Wednesday, April 9, 2014

Project Proposal

1. Bibliography

-Danielewski, Mark Z. House of Leaves. New York: Pantheon, 2000.

I plan on demonstrating the trustworthiness of technology through examples from Danielewski's work.

-Marcuse, Herbert. One-Dimensional Man. New York: Beason, 1991.

I plan to connect societal issues that Marcuse discusses in One-Dimensional Man to Danielewski's questioning of truth and technology.


I want to use Heidegger to connect Danielewski and Marcuse more specifically. Although I'm aware of some of his ideas, I'm unsure exactly what text to use. What text do you mean when you say Heidegger?

-DeGaine, Jacqueline J. "Digital evidence." Army Lawyer May 2013: 7+. LegalTrac. Web. 9 Apr. 2014.

This article discusses digital evidence in terms of crime and legal issues. I want to use it to emphasize discrepancies between truth and digital mediums in real life to show why the reader should care about my argument. Also, there is a specific part in House of Leaves, which I think connects well to this piece - when Reston gives the police a copy of the tape from his Hi 8 for evidence of Holloway shooting Wax and Jeb (pg. 318).

2. Proposed argument

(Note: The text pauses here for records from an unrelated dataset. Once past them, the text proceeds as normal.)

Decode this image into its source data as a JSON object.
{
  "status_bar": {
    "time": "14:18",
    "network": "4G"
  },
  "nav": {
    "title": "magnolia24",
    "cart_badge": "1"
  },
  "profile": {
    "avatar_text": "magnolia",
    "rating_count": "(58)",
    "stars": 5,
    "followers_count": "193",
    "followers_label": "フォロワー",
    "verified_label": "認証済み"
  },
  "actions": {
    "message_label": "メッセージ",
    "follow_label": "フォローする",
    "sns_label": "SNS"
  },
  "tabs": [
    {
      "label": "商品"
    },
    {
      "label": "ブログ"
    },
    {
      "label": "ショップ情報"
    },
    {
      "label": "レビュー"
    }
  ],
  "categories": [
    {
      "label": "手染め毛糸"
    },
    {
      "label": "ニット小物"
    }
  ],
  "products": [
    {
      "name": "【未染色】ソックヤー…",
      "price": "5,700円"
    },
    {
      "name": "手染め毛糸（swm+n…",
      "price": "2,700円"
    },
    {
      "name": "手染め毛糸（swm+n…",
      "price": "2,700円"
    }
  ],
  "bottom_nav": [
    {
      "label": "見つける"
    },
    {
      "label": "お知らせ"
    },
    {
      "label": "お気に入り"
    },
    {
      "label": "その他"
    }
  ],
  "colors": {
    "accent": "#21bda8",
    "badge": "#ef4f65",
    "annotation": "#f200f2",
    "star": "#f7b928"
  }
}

For my Final Project, I am going to revise/expand my last blog post (Blog #7). In this post, I illustrated Danielewski's questioning of the truthfulness of digital technology, and connected it to Marcuse's ideas about technology and truths/untruths. My discussion was broadly centered around the trustworthiness of digital medias, so to narrow it down for my Final Project my proposed argument is:

Truth unlike fact is flexible. It, and therefore the truthfulness of technology, is intrinsically tied to individual perspective. Therefore, we need to first be aware of our own and other's individual perspectives before we can answer the question: "Can we trust technology?" Marcuse identified society's one-dimensional thought tendency. In House of Leaves truth is questioned on multiple levels, which serves to exemplify Marcuse's belief that in order to remedy society we must be able to think multi-dimensionally. Although The Navidson Record is fake, its story illustrates the importance of perspective in realizing the trustworthiness of technology.

To counter this argument, one might refer to Marcuse's belief that it is very difficult to "think outside the box" from within that box (i.e. be aware of multiple perspectives). However though being aware is sometimes difficult, it is not impossible. 

Technology is integrated into our society. It is something we take for granted. I cannot think of the last time I went a day without my phone, computer, or TV. Therefore, it is important for us to be aware of role that technology plays in our lives. My argument is relevant and important to the reader because he or she can relate it to his or her own interactions with technology.

3. Marcuse's role

I've already discussed a little about what Marcuse's role will be in my essay. He will play an important part in my essay because his ideas tie Danielewski's to the real world.

4. What I plan to keep, to change, and why…

I think my Blog #7 is a good foundation for my Final Project, and I plan on using a bit of it in my revision/expansion. However, there are several aspects that I specifically want to edit and add. I only briefly mention Johnny's perspective in my blog entry, so I want to add examples from his narrative to flesh out my argument about House of Leaves overall. I think this will help clarify some of the points I discussed about The Navidson Record as well as show examples of multi-dimensional thinking. Also, I want to specify that The Navidson Record is fake (which might partially be done through Johnny). This is important because it changes the meaning of Danielewski's discussion from if it were real. Furthermore, my two additional sources will add depth to my essay, I'll try to address potential counterarguments, and connect my ideas more to the reader.

1 comment:

Adam said...

First, before I forget. If you're interested in exploring Heidegger, I'd read "The Question Concerning Technology," which is even readily available online. It's tough, but you might find reading it through 2-3 times to be useful, and I'd be happy to discuss it with you.

My reading of your proposal is that you are running with the idea (borrowed partially from Marcuse) that truth and facts aren't the same thing, and that whether or not technology gives us facts, it can still help us find our way to the truth. The concept is good, and addressing it through Marcuse and Danielewski is also good. The difficulties, obviously, are in the details - what to focus on, and what specific parts of Danielewksi's text to work with. I guess I'll just say the obvious thing: this is a topic which probably has a great deal to do with Zampano. That isn't to say that you need to ignore other levels of the narrative, but Zampano is the one who is really interested in questions along your line.

Questions which may or may not help you:
1) How does the minotaur relate to technology? What is the relationship between repression and technology? Between technology and ontology (that is a Marcuse/Heidegger sort of question).
2) What is the relationship between Danielewski's specific uses of technology (to create exotic page layouts not easily accessible much before the 1990s) and truth? What about between Navidson's use of technology and truth?
3) A lot of interesting technical bits pop up in Karen's chapter - "What Some Have Thought" - for instance, Steve Wozniak makes an appearance. Do you have any interest in this material.

Anyway, I think this is a good topic. A proper level of focus will be the key.